Officers took 50 samples for analysis from 41 food businesses of either whole meals or a specific food item. In all cases officers either requested, or the company claimed the food items were free from a specific allergen. After purchase the food business operator was informed that the sample was for analysis and that they would receive a copy of the analyst’s report and a follow up visit if there were any problems with the sample.

Of the samples taken, 23 were analysed for the presence of gluten, 22 for peanuts, 4 for dairy and 3 for egg (some items made more than one claim so were tested against each individual claim).

Most worrying was the failure of 7 out of 22 takeaway meals in response to the request for them to provide a peanut-free meal. One sample was used as part of a prosecution case, and resulted in a sentence of a 12 month community order, 100 hours of unpaid work and £1,000 in costs imposed upon three takeaway owners from Penrith. In respect of the other samples containing peanuts, follow up sampling or advice was provided as appropriate, including advising businesses that where the source of cross contamination cannot be established, they must inform the customer with an allergen that they are unable to guarantee an allergen free meal.

The 23 samples of foods that claimed to be gluten-free consisted of bakery products, pub and takeaway meals and butchers sausages.  Three samples described as ‘gluten-free’ were found to contain gluten on analysis - a pizza, a cake and a sausage.

One sample of sticky toffee pudding described as ‘vegan and dairy free’ was found to contain casein, a milk protein.  The ingredient was changed and a follow up sample was found to be satisfactory.

In the last year, Cumbria Trading Standards has prosecuted two takeaways - one each in Barrow and Penrith, which between them have incurred fines and costs of almost £10,000 in respect of the supply of meals containing undeclared peanut protein.

The allergens sampling  project, now in its third year, has identified an ongoing requirement to verify that allergen management systems in food businesses are working correctly and that food business operators in Cumbria are compliant with allergen requirements.   

Cllr Celia Tibble, Cumbria County Council’s Cabinet Member for Trading Standards, said:

“It is vitally important that food outlets understand food allergies and the importance of preventing any cross-contamination occurring in their kitchens. To those who suffer from an allergy, even a tiny amount of the allergen contained within food can have devastating consequences.”

John Greenbank, Cumbria Trading Standards Manager, said:

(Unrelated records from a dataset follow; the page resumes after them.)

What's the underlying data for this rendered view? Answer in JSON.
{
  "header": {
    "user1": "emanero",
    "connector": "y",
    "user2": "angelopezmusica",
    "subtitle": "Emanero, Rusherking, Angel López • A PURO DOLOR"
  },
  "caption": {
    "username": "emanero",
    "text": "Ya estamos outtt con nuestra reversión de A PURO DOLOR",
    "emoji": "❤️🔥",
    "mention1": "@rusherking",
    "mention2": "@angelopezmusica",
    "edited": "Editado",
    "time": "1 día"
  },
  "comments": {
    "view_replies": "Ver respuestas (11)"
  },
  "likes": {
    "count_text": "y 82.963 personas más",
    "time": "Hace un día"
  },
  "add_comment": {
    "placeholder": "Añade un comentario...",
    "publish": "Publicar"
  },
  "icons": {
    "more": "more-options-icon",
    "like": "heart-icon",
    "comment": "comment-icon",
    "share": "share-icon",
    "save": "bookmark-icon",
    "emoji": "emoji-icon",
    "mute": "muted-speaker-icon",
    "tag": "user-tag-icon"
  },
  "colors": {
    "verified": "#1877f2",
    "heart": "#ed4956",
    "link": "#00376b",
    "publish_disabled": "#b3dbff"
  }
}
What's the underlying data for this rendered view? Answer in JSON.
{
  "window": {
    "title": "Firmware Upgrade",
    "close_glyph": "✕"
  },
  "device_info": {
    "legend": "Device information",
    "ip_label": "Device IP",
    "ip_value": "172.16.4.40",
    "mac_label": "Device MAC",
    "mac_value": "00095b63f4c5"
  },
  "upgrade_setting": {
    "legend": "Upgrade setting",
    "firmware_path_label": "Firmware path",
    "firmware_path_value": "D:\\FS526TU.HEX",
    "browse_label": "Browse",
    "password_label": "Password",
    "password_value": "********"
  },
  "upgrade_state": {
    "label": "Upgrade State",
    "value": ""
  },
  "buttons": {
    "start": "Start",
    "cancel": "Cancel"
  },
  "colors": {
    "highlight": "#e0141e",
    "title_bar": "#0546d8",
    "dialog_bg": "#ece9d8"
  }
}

“We would urge food businesses to be aware of allergens when preparing meals.  The recent sentences imposed in Barrow and Penrith should act as a warning that cases like this are treated extremely seriously by the courts.”

Recent sampling carried out by Cumbria County Council’s Trading Standards department has revealed concerns regarding the presence of undeclared allergens in foods.